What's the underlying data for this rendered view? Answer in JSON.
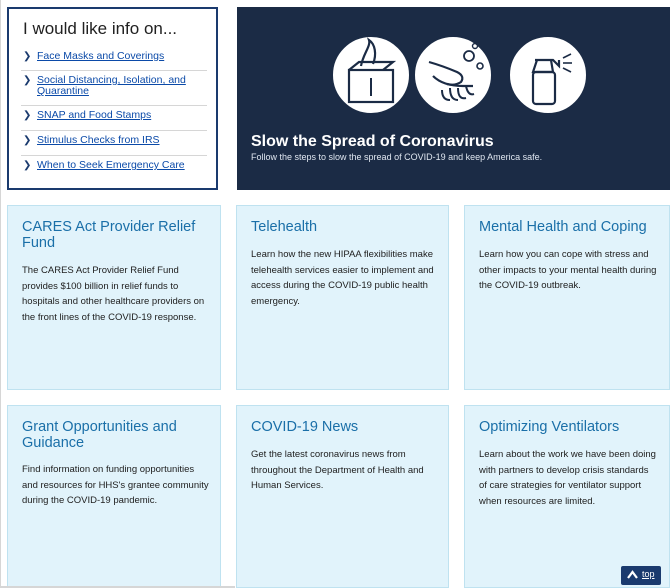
{
  "info_panel": {
    "title": "I would like info on...",
    "links": [
      {
        "label": "Face Masks and Coverings"
      },
      {
        "label": "Social Distancing, Isolation, and Quarantine"
      },
      {
        "label": "SNAP and Food Stamps"
      },
      {
        "label": "Stimulus Checks from IRS"
      },
      {
        "label": "When to Seek Emergency Care"
      }
    ]
  },
  "hero": {
    "title": "Slow the Spread of Coronavirus",
    "subtitle": "Follow the steps to slow the spread of COVID-19 and keep America safe.",
    "icons": [
      "tissue-box-icon",
      "hand-washing-icon",
      "spray-bottle-icon"
    ],
    "background_color": "#1b2b45"
  },
  "cards": [
    {
      "title": "CARES Act Provider Relief Fund",
      "body": "The CARES Act Provider Relief Fund provides $100 billion in relief funds to hospitals and other healthcare providers on the front lines of the COVID-19 response."
    },
    {
      "title": "Telehealth",
      "body": "Learn how the new HIPAA flexibilities make telehealth services easier to implement and access during the COVID-19 public health emergency."
    },
    {
      "title": "Mental Health and Coping",
      "body": "Learn how you can cope with stress and other impacts to your mental health during the COVID-19 outbreak."
    },
    {
      "title": "Grant Opportunities and Guidance",
      "body": "Find information on funding opportunities and resources for HHS's grantee community during the COVID-19 pandemic."
    },
    {
      "title": "COVID-19 News",
      "body": "Get the latest coronavirus news from throughout the Department of Health and Human Services."
    },
    {
      "title": "Optimizing Ventilators",
      "body": "Learn about the work we have been doing with partners to develop crisis standards of care strategies for ventilator support when resources are limited."
    }
  ],
  "top_button": {
    "label": "top"
  },
  "colors": {
    "card_bg": "#e1f3fb",
    "card_title": "#1a6fa8",
    "link": "#0b4aa8",
    "navy": "#1a3a6e"
  }
}
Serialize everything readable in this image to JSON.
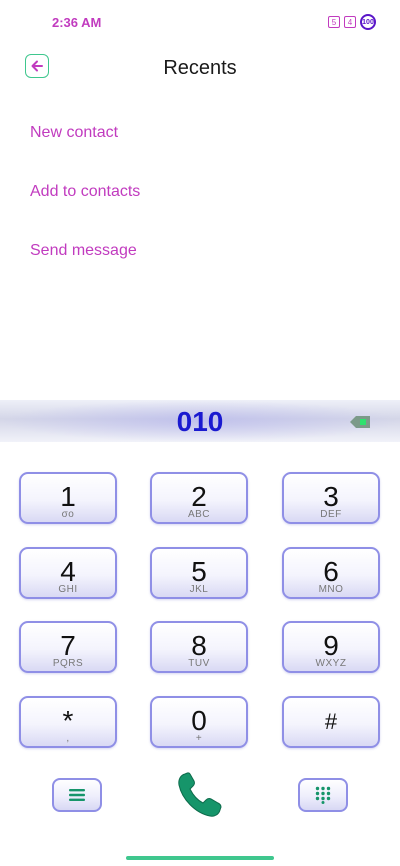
{
  "status_bar": {
    "time": "2:36 AM",
    "indicators": [
      "5",
      "4"
    ],
    "battery": "100"
  },
  "header": {
    "title": "Recents"
  },
  "menu": [
    {
      "label": "New contact"
    },
    {
      "label": "Add to contacts"
    },
    {
      "label": "Send message"
    }
  ],
  "dialer": {
    "number": "010",
    "keys": [
      {
        "digit": "1",
        "letters": "σο"
      },
      {
        "digit": "2",
        "letters": "ABC"
      },
      {
        "digit": "3",
        "letters": "DEF"
      },
      {
        "digit": "4",
        "letters": "GHI"
      },
      {
        "digit": "5",
        "letters": "JKL"
      },
      {
        "digit": "6",
        "letters": "MNO"
      },
      {
        "digit": "7",
        "letters": "PQRS"
      },
      {
        "digit": "8",
        "letters": "TUV"
      },
      {
        "digit": "9",
        "letters": "WXYZ"
      },
      {
        "digit": "*",
        "letters": ","
      },
      {
        "digit": "0",
        "letters": "+"
      },
      {
        "digit": "#",
        "letters": ""
      }
    ]
  },
  "icons": {
    "back": "arrow-left-icon",
    "backspace": "backspace-icon",
    "menu": "menu-icon",
    "call": "phone-icon",
    "keypad": "dialpad-icon"
  },
  "colors": {
    "accent": "#c13bbf",
    "number": "#1a1ad0",
    "call": "#16956a",
    "key_border": "#8f8fe6",
    "navbar": "#3fc78e"
  }
}
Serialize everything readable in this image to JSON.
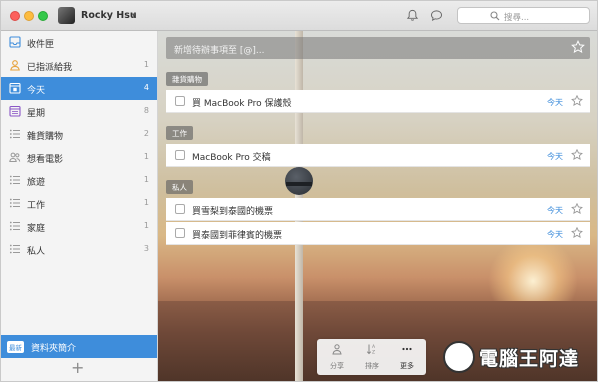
{
  "window": {
    "user": {
      "name": "Rocky Hsu",
      "caret": "▾"
    },
    "search": {
      "placeholder": "搜尋..."
    }
  },
  "sidebar": {
    "items": [
      {
        "label": "收件匣",
        "count": "",
        "icon": "inbox-icon",
        "active": false
      },
      {
        "label": "已指派給我",
        "count": "1",
        "icon": "person-icon",
        "active": false
      },
      {
        "label": "今天",
        "count": "4",
        "icon": "today-icon",
        "active": true
      },
      {
        "label": "星期",
        "count": "8",
        "icon": "calendar-week-icon",
        "active": false
      },
      {
        "label": "雜貨購物",
        "count": "2",
        "icon": "list-icon",
        "active": false
      },
      {
        "label": "想看電影",
        "count": "1",
        "icon": "people-icon",
        "active": false
      },
      {
        "label": "旅遊",
        "count": "1",
        "icon": "list-icon",
        "active": false
      },
      {
        "label": "工作",
        "count": "1",
        "icon": "list-icon",
        "active": false
      },
      {
        "label": "家庭",
        "count": "1",
        "icon": "list-icon",
        "active": false
      },
      {
        "label": "私人",
        "count": "3",
        "icon": "list-icon",
        "active": false
      }
    ],
    "bottom": {
      "badge": "最新",
      "label": "資料夾簡介"
    },
    "add_label": "+"
  },
  "main": {
    "add_placeholder": "新增待辦事項至 [@]...",
    "sections": [
      {
        "tag": "雜貨購物",
        "tasks": [
          {
            "title": "買 MacBook Pro 保護殼",
            "due": "今天"
          }
        ]
      },
      {
        "tag": "工作",
        "tasks": [
          {
            "title": "MacBook Pro 交稿",
            "due": "今天"
          }
        ]
      },
      {
        "tag": "私人",
        "tasks": [
          {
            "title": "買雪梨到泰國的機票",
            "due": "今天"
          },
          {
            "title": "買泰國到菲律賓的機票",
            "due": "今天"
          }
        ]
      }
    ],
    "toolbar": {
      "share": "分享",
      "sort": "排序",
      "more": "更多"
    }
  },
  "watermark": {
    "text": "電腦王阿達"
  },
  "colors": {
    "accent": "#3e8ddb",
    "sidebar_bg": "#f4f4f4",
    "titlebar_bg": "#e2e2e2"
  }
}
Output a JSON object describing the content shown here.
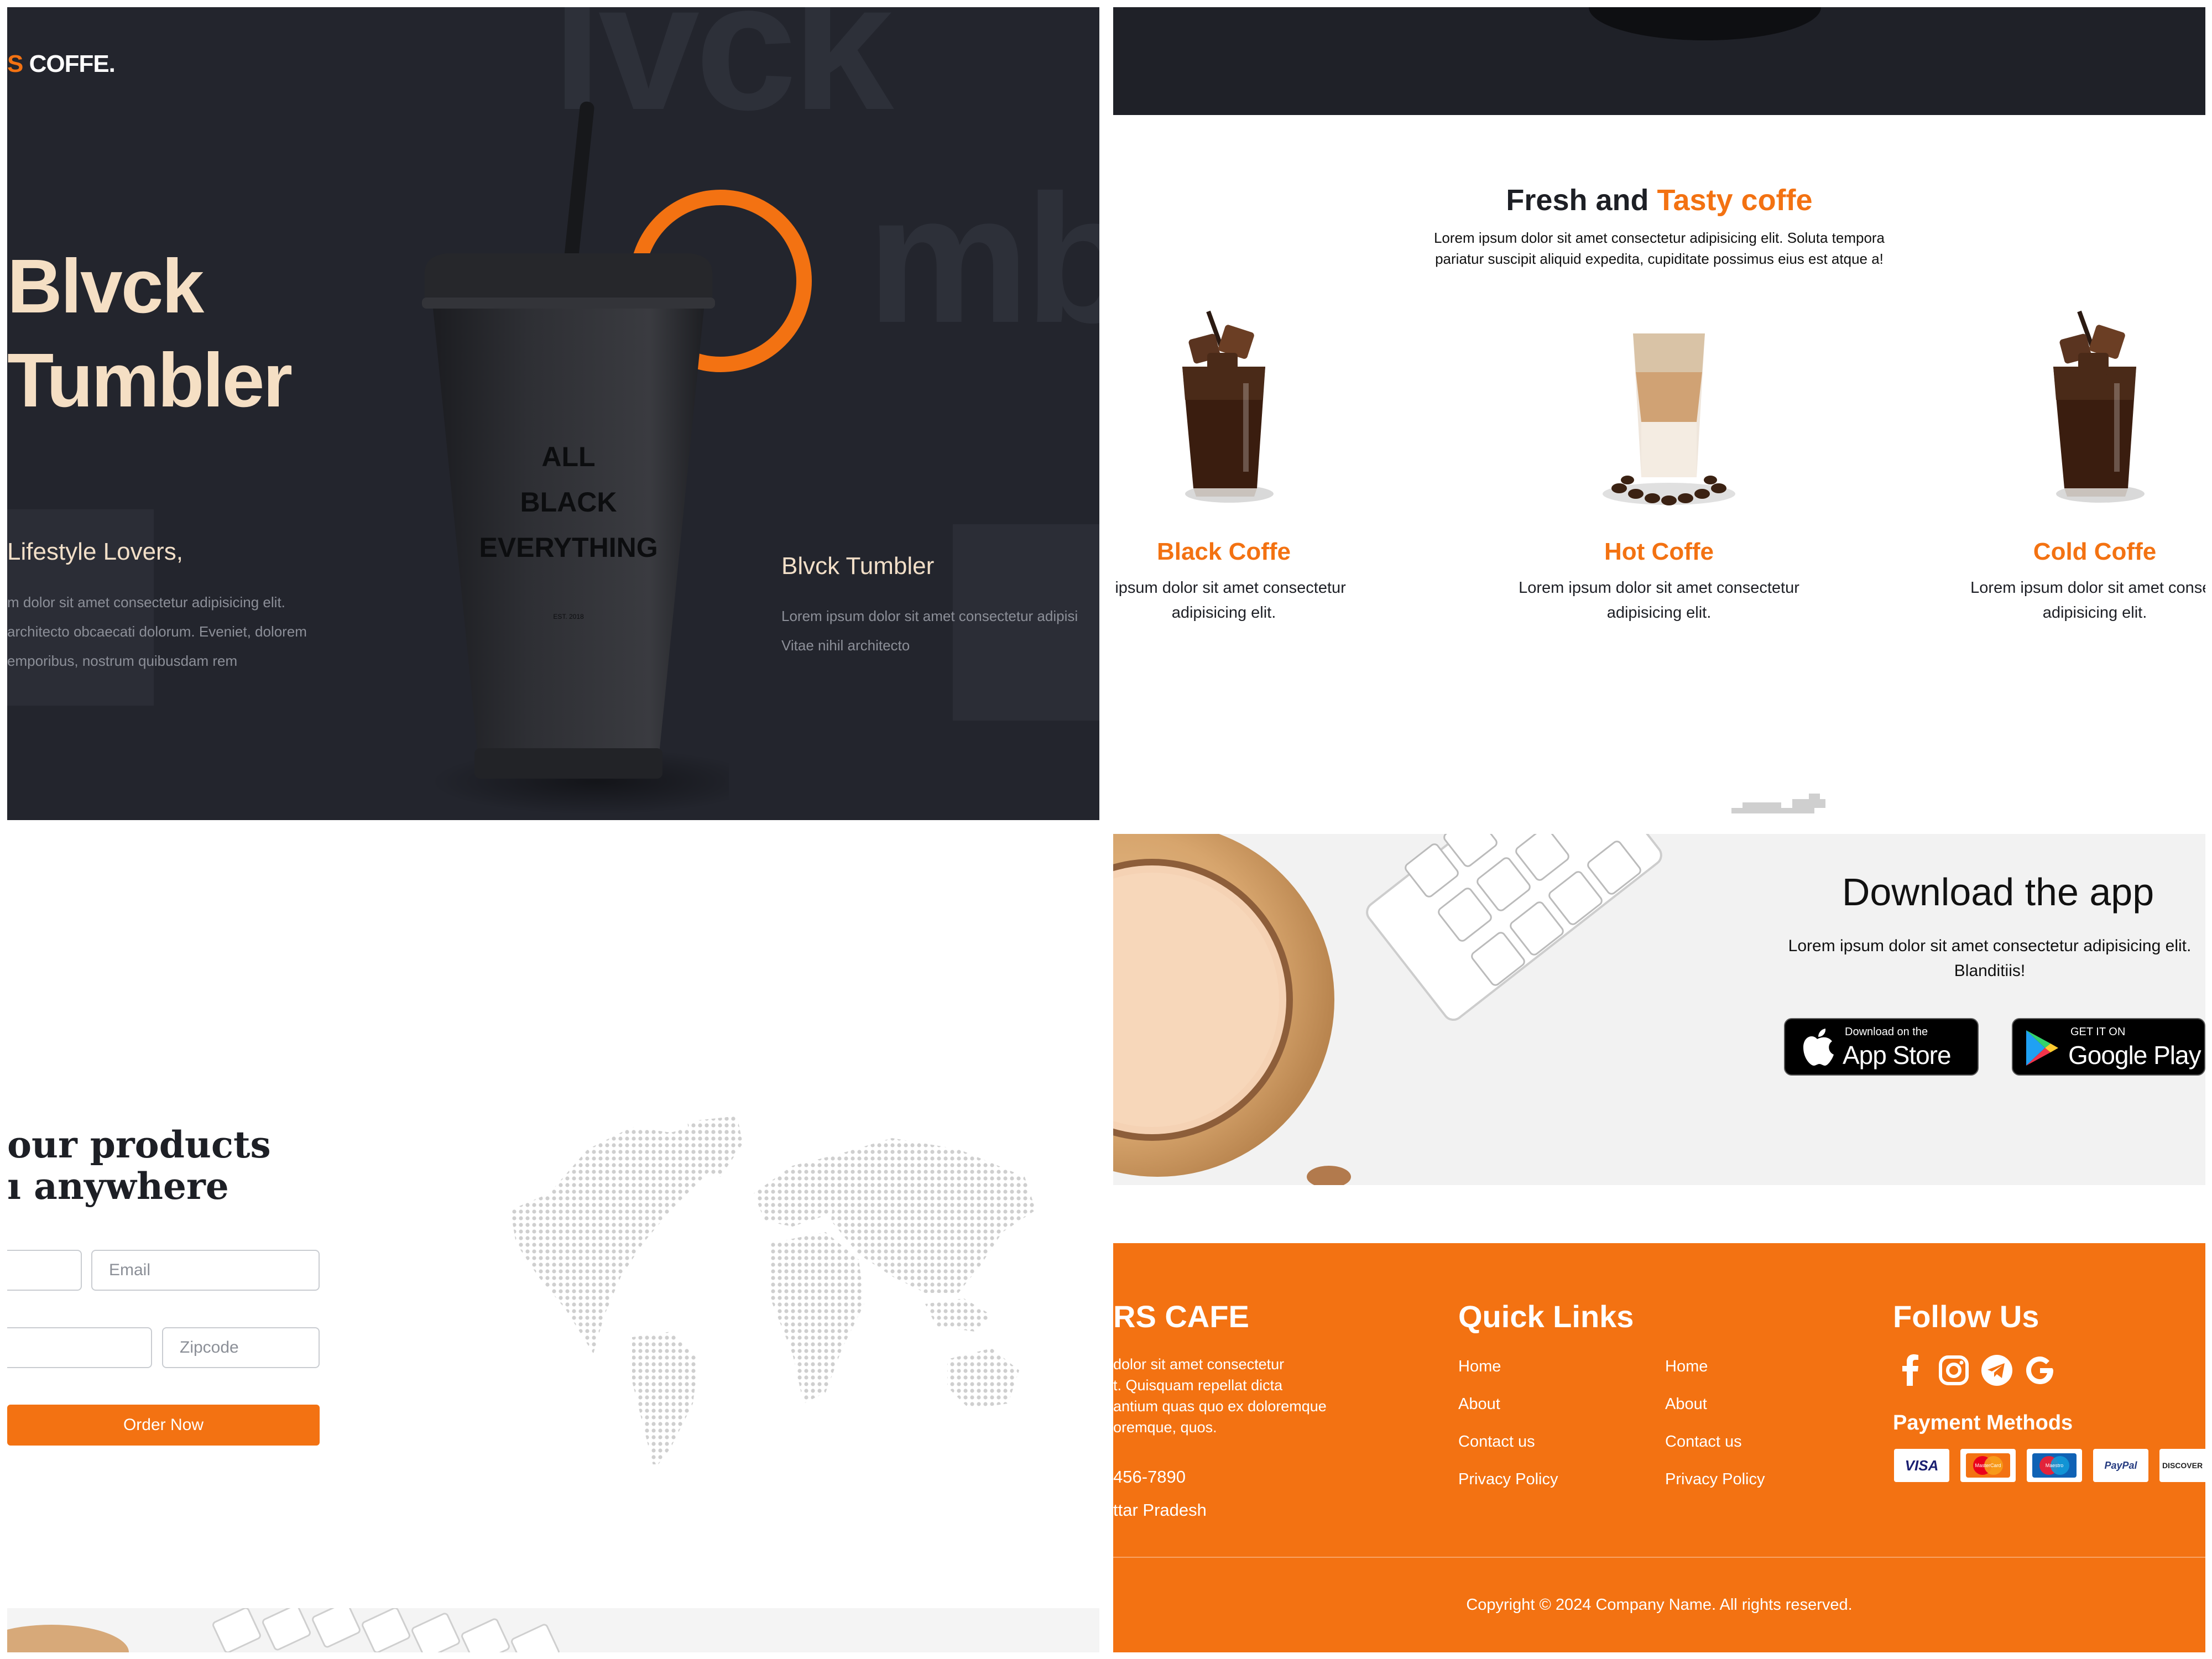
{
  "hero": {
    "logo_prefix": "S",
    "logo_main": " COFFE.",
    "watermark_top": "lvck",
    "watermark_mid": "mbl",
    "title_line1": "Blvck",
    "title_line2": "Tumbler",
    "cup_text_1": "ALL",
    "cup_text_2": "BLACK",
    "cup_text_3": "EVERYTHING",
    "cup_est": "EST. 2018",
    "left_heading": "Lifestyle Lovers,",
    "left_text_1": "m dolor sit amet consectetur adipisicing elit.",
    "left_text_2": "architecto obcaecati dolorum. Eveniet, dolorem",
    "left_text_3": "emporibus, nostrum quibusdam rem",
    "right_heading": "Blvck Tumbler",
    "right_text_1": "Lorem ipsum dolor sit amet consectetur adipisi",
    "right_text_2": "Vitae nihil architecto"
  },
  "fresh": {
    "title_plain": "Fresh and ",
    "title_accent": "Tasty coffe",
    "desc_1": "Lorem ipsum dolor sit amet consectetur adipisicing elit. Soluta tempora",
    "desc_2": "pariatur suscipit aliquid expedita, cupiditate possimus eius est atque a!",
    "items": [
      {
        "name": "Black Coffe",
        "desc_1": "n ipsum dolor sit amet consectetur",
        "desc_2": "adipisicing elit."
      },
      {
        "name": "Hot Coffe",
        "desc_1": "Lorem ipsum dolor sit amet consectetur",
        "desc_2": "adipisicing elit."
      },
      {
        "name": "Cold Coffe",
        "desc_1": "Lorem ipsum dolor sit amet consec",
        "desc_2": "adipisicing elit."
      }
    ]
  },
  "order": {
    "heading_1": "our products",
    "heading_2": "anywhere",
    "heading_2_prefix": "ı",
    "email_placeholder": "Email",
    "zipcode_placeholder": "Zipcode",
    "button_label": "Order Now"
  },
  "app": {
    "title": "Download the app",
    "desc_1": "Lorem ipsum dolor sit amet consectetur adipisicing elit.",
    "desc_2": "Blanditiis!",
    "appstore_small": "Download on the",
    "appstore_big": "App Store",
    "googleplay_small": "GET IT ON",
    "googleplay_big": "Google Play"
  },
  "footer": {
    "brand": "RS CAFE",
    "about_1": "dolor sit amet consectetur",
    "about_2": "t. Quisquam repellat dicta",
    "about_3": "antium quas quo ex doloremque",
    "about_4": "oremque, quos.",
    "phone": "456-7890",
    "location": "ttar Pradesh",
    "quick_links_title": "Quick Links",
    "links_col1": [
      "Home",
      "About",
      "Contact us",
      "Privacy Policy"
    ],
    "links_col2": [
      "Home",
      "About",
      "Contact us",
      "Privacy Policy"
    ],
    "follow_title": "Follow Us",
    "social_icons": [
      "facebook-icon",
      "instagram-icon",
      "telegram-icon",
      "google-icon"
    ],
    "payment_title": "Payment Methods",
    "payment_labels": [
      "VISA",
      "MasterCard",
      "Maestro",
      "PayPal",
      "DISCOVER"
    ],
    "copyright": "Copyright © 2024 Company Name. All rights reserved."
  },
  "colors": {
    "accent": "#f37212",
    "hero_bg": "#23252d",
    "cream": "#f5dfc4"
  }
}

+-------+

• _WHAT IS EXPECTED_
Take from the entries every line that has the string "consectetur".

• _OUTPUT FOR THIS TASK_
    "left_text_1": "m dolor sit amet consectetur adipisicing elit.",
    "right_text_1": "Lorem ipsum dolor sit amet consectetur adipisi",
    "desc_1": "Lorem ipsum dolor sit amet consectetur adipisicing elit. Soluta tempora",
        "desc_1": "n ipsum dolor sit amet consectetur",
        "desc_1": "Lorem ipsum dolor sit amet consectetur",
    "desc_1": "Lorem ipsum dolor sit amet consectetur adipisicing elit.",
    "about_1": "dolor sit amet consectetur",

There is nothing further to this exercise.